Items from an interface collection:
_ _ _ _ _ _ _

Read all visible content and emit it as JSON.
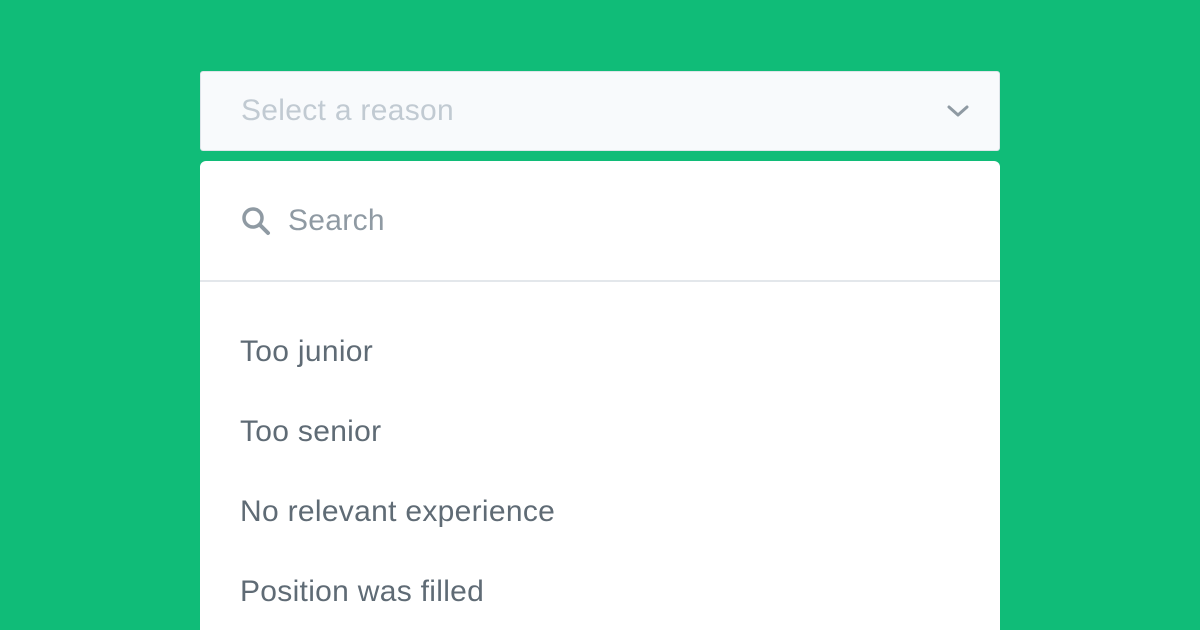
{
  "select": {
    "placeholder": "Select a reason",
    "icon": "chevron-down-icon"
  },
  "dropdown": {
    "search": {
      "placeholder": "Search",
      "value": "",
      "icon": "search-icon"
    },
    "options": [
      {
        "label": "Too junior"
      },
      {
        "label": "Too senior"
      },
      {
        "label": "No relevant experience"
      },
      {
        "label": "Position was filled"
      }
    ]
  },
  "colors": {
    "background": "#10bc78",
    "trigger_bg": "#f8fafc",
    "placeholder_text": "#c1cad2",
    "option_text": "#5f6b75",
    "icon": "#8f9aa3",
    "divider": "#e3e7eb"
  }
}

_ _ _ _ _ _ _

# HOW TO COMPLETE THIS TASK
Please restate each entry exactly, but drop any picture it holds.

# TASK ANSWER
Read all visible content and emit it as JSON.
{
  "select": {
    "placeholder": "Select a reason",
    "icon": "chevron-down-icon"
  },
  "dropdown": {
    "search": {
      "placeholder": "Search",
      "value": "",
      "icon": "search-icon"
    },
    "options": [
      {
        "label": "Too junior"
      },
      {
        "label": "Too senior"
      },
      {
        "label": "No relevant experience"
      },
      {
        "label": "Position was filled"
      }
    ]
  },
  "colors": {
    "background": "#10bc78",
    "trigger_bg": "#f8fafc",
    "placeholder_text": "#c1cad2",
    "option_text": "#5f6b75",
    "icon": "#8f9aa3",
    "divider": "#e3e7eb"
  }
}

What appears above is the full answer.